**INSTRUCTIONS TO FOLLOW**
The records below need retyping in full; give them again exactly.

• • • • • • •

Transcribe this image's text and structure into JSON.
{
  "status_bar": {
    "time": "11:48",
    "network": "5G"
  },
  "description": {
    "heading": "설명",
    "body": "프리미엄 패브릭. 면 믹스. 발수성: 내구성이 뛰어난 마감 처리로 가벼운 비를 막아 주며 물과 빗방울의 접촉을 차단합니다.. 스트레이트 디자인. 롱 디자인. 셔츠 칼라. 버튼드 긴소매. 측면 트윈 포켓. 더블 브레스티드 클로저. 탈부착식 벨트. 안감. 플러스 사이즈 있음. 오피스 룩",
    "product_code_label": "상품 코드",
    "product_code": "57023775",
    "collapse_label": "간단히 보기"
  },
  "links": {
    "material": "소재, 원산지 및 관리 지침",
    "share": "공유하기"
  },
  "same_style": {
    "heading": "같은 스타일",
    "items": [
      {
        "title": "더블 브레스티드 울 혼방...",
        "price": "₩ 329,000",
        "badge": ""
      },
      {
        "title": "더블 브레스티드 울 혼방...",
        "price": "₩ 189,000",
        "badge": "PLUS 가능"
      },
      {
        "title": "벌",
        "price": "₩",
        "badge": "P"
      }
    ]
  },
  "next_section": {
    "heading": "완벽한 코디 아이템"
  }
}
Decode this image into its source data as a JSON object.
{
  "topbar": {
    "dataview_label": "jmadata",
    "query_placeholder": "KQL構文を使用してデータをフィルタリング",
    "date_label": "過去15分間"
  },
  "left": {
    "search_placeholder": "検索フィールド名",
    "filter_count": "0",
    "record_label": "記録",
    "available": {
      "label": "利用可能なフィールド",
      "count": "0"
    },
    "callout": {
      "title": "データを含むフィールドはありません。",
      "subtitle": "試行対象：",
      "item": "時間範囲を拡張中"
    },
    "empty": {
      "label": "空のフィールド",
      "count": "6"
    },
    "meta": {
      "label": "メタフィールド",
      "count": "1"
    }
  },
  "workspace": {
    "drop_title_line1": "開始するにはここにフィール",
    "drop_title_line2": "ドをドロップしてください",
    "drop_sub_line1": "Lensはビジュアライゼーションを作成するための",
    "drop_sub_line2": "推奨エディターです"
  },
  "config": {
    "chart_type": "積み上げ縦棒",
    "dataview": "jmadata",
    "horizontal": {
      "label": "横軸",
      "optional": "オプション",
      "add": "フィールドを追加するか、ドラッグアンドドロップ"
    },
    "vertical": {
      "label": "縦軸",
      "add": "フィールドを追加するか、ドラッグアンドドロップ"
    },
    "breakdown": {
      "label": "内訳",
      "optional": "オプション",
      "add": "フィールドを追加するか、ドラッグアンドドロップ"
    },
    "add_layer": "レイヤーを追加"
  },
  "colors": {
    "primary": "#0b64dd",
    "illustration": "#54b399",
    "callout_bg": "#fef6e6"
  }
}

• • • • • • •

**WRITTEN REPLY**
Transcribe this image's text and structure into JSON.
{
  "status_bar": {
    "time": "11:48",
    "network": "5G"
  },
  "description": {
    "heading": "설명",
    "body": "프리미엄 패브릭. 면 믹스. 발수성: 내구성이 뛰어난 마감 처리로 가벼운 비를 막아 주며 물과 빗방울의 접촉을 차단합니다.. 스트레이트 디자인. 롱 디자인. 셔츠 칼라. 버튼드 긴소매. 측면 트윈 포켓. 더블 브레스티드 클로저. 탈부착식 벨트. 안감. 플러스 사이즈 있음. 오피스 룩",
    "product_code_label": "상품 코드",
    "product_code": "57023775",
    "collapse_label": "간단히 보기"
  },
  "links": {
    "material": "소재, 원산지 및 관리 지침",
    "share": "공유하기"
  },
  "same_style": {
    "heading": "같은 스타일",
    "items": [
      {
        "title": "더블 브레스티드 울 혼방...",
        "price": "₩ 329,000",
        "badge": ""
      },
      {
        "title": "더블 브레스티드 울 혼방...",
        "price": "₩ 189,000",
        "badge": "PLUS 가능"
      },
      {
        "title": "벌",
        "price": "₩",
        "badge": "P"
      }
    ]
  },
  "next_section": {
    "heading": "완벽한 코디 아이템"
  }
}
Decode this image into its source data as a JSON object.
{
  "topbar": {
    "dataview_label": "jmadata",
    "query_placeholder": "KQL構文を使用してデータをフィルタリング",
    "date_label": "過去15分間"
  },
  "left": {
    "search_placeholder": "検索フィールド名",
    "filter_count": "0",
    "record_label": "記録",
    "available": {
      "label": "利用可能なフィールド",
      "count": "0"
    },
    "callout": {
      "title": "データを含むフィールドはありません。",
      "subtitle": "試行対象：",
      "item": "時間範囲を拡張中"
    },
    "empty": {
      "label": "空のフィールド",
      "count": "6"
    },
    "meta": {
      "label": "メタフィールド",
      "count": "1"
    }
  },
  "workspace": {
    "drop_title_line1": "開始するにはここにフィール",
    "drop_title_line2": "ドをドロップしてください",
    "drop_sub_line1": "Lensはビジュアライゼーションを作成するための",
    "drop_sub_line2": "推奨エディターです"
  },
  "config": {
    "chart_type": "積み上げ縦棒",
    "dataview": "jmadata",
    "horizontal": {
      "label": "横軸",
      "optional": "オプション",
      "add": "フィールドを追加するか、ドラッグアンドドロップ"
    },
    "vertical": {
      "label": "縦軸",
      "add": "フィールドを追加するか、ドラッグアンドドロップ"
    },
    "breakdown": {
      "label": "内訳",
      "optional": "オプション",
      "add": "フィールドを追加するか、ドラッグアンドドロップ"
    },
    "add_layer": "レイヤーを追加"
  },
  "colors": {
    "primary": "#0b64dd",
    "illustration": "#54b399",
    "callout_bg": "#fef6e6"
  }
}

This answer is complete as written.